• Brief
Your task is to retype the listing word for word.

• Records provided
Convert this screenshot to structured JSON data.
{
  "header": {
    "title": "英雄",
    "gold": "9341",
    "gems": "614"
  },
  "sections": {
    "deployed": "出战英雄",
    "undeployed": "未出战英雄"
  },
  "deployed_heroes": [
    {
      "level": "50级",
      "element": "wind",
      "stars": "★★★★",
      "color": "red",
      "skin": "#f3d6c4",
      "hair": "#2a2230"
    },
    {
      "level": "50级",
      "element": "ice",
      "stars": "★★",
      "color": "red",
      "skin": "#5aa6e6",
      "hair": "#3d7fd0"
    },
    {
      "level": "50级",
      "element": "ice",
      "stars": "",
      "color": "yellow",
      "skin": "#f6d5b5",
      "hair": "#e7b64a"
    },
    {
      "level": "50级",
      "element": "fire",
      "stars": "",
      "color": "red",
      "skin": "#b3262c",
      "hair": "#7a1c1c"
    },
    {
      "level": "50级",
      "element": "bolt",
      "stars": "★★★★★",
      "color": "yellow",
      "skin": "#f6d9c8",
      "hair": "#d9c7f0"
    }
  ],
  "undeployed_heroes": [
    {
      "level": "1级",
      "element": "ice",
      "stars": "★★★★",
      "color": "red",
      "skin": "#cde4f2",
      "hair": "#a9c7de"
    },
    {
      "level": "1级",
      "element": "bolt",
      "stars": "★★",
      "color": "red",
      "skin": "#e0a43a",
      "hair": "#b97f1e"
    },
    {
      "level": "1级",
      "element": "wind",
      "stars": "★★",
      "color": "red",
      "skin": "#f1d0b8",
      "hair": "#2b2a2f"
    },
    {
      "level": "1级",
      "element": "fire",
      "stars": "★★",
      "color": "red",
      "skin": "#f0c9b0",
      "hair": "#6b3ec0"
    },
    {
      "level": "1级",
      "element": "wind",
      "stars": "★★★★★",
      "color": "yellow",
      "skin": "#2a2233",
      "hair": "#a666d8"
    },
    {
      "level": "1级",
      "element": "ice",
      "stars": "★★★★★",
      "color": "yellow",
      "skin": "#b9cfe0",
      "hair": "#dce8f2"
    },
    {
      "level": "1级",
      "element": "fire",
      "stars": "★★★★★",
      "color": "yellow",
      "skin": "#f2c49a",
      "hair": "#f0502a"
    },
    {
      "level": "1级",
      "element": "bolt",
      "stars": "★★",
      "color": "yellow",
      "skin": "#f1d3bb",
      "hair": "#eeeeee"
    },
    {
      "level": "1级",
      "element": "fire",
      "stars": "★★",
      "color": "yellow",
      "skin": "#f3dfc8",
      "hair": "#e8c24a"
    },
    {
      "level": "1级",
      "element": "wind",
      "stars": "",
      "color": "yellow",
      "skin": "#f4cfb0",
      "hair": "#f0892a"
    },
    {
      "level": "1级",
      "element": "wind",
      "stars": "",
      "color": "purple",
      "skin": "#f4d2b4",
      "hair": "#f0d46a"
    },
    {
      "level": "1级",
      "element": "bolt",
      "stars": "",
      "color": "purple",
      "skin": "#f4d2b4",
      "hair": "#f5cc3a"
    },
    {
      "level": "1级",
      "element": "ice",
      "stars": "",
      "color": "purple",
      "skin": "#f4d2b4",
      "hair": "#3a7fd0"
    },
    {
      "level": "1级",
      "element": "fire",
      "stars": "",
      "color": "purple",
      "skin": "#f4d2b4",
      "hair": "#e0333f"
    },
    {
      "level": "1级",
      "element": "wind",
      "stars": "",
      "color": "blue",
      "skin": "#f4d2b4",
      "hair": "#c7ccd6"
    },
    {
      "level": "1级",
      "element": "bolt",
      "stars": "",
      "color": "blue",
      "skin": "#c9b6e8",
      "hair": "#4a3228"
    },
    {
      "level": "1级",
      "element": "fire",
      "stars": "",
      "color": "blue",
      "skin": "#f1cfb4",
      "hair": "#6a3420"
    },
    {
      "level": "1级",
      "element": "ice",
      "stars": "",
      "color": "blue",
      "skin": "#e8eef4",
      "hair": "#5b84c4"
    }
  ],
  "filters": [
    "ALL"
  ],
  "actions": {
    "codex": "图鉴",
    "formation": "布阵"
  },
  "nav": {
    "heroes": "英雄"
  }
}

• Response to the exercise
Convert this screenshot to structured JSON data.
{
  "header": {
    "title": "英雄",
    "gold": "9341",
    "gems": "614"
  },
  "sections": {
    "deployed": "出战英雄",
    "undeployed": "未出战英雄"
  },
  "deployed_heroes": [
    {
      "level": "50级",
      "element": "wind",
      "stars": "★★★★",
      "color": "red",
      "skin": "#f3d6c4",
      "hair": "#2a2230"
    },
    {
      "level": "50级",
      "element": "ice",
      "stars": "★★",
      "color": "red",
      "skin": "#5aa6e6",
      "hair": "#3d7fd0"
    },
    {
      "level": "50级",
      "element": "ice",
      "stars": "",
      "color": "yellow",
      "skin": "#f6d5b5",
      "hair": "#e7b64a"
    },
    {
      "level": "50级",
      "element": "fire",
      "stars": "",
      "color": "red",
      "skin": "#b3262c",
      "hair": "#7a1c1c"
    },
    {
      "level": "50级",
      "element": "bolt",
      "stars": "★★★★★",
      "color": "yellow",
      "skin": "#f6d9c8",
      "hair": "#d9c7f0"
    }
  ],
  "undeployed_heroes": [
    {
      "level": "1级",
      "element": "ice",
      "stars": "★★★★",
      "color": "red",
      "skin": "#cde4f2",
      "hair": "#a9c7de"
    },
    {
      "level": "1级",
      "element": "bolt",
      "stars": "★★",
      "color": "red",
      "skin": "#e0a43a",
      "hair": "#b97f1e"
    },
    {
      "level": "1级",
      "element": "wind",
      "stars": "★★",
      "color": "red",
      "skin": "#f1d0b8",
      "hair": "#2b2a2f"
    },
    {
      "level": "1级",
      "element": "fire",
      "stars": "★★",
      "color": "red",
      "skin": "#f0c9b0",
      "hair": "#6b3ec0"
    },
    {
      "level": "1级",
      "element": "wind",
      "stars": "★★★★★",
      "color": "yellow",
      "skin": "#2a2233",
      "hair": "#a666d8"
    },
    {
      "level": "1级",
      "element": "ice",
      "stars": "★★★★★",
      "color": "yellow",
      "skin": "#b9cfe0",
      "hair": "#dce8f2"
    },
    {
      "level": "1级",
      "element": "fire",
      "stars": "★★★★★",
      "color": "yellow",
      "skin": "#f2c49a",
      "hair": "#f0502a"
    },
    {
      "level": "1级",
      "element": "bolt",
      "stars": "★★",
      "color": "yellow",
      "skin": "#f1d3bb",
      "hair": "#eeeeee"
    },
    {
      "level": "1级",
      "element": "fire",
      "stars": "★★",
      "color": "yellow",
      "skin": "#f3dfc8",
      "hair": "#e8c24a"
    },
    {
      "level": "1级",
      "element": "wind",
      "stars": "",
      "color": "yellow",
      "skin": "#f4cfb0",
      "hair": "#f0892a"
    },
    {
      "level": "1级",
      "element": "wind",
      "stars": "",
      "color": "purple",
      "skin": "#f4d2b4",
      "hair": "#f0d46a"
    },
    {
      "level": "1级",
      "element": "bolt",
      "stars": "",
      "color": "purple",
      "skin": "#f4d2b4",
      "hair": "#f5cc3a"
    },
    {
      "level": "1级",
      "element": "ice",
      "stars": "",
      "color": "purple",
      "skin": "#f4d2b4",
      "hair": "#3a7fd0"
    },
    {
      "level": "1级",
      "element": "fire",
      "stars": "",
      "color": "purple",
      "skin": "#f4d2b4",
      "hair": "#e0333f"
    },
    {
      "level": "1级",
      "element": "wind",
      "stars": "",
      "color": "blue",
      "skin": "#f4d2b4",
      "hair": "#c7ccd6"
    },
    {
      "level": "1级",
      "element": "bolt",
      "stars": "",
      "color": "blue",
      "skin": "#c9b6e8",
      "hair": "#4a3228"
    },
    {
      "level": "1级",
      "element": "fire",
      "stars": "",
      "color": "blue",
      "skin": "#f1cfb4",
      "hair": "#6a3420"
    },
    {
      "level": "1级",
      "element": "ice",
      "stars": "",
      "color": "blue",
      "skin": "#e8eef4",
      "hair": "#5b84c4"
    }
  ],
  "filters": [
    "ALL"
  ],
  "actions": {
    "codex": "图鉴",
    "formation": "布阵"
  },
  "nav": {
    "heroes": "英雄"
  }
}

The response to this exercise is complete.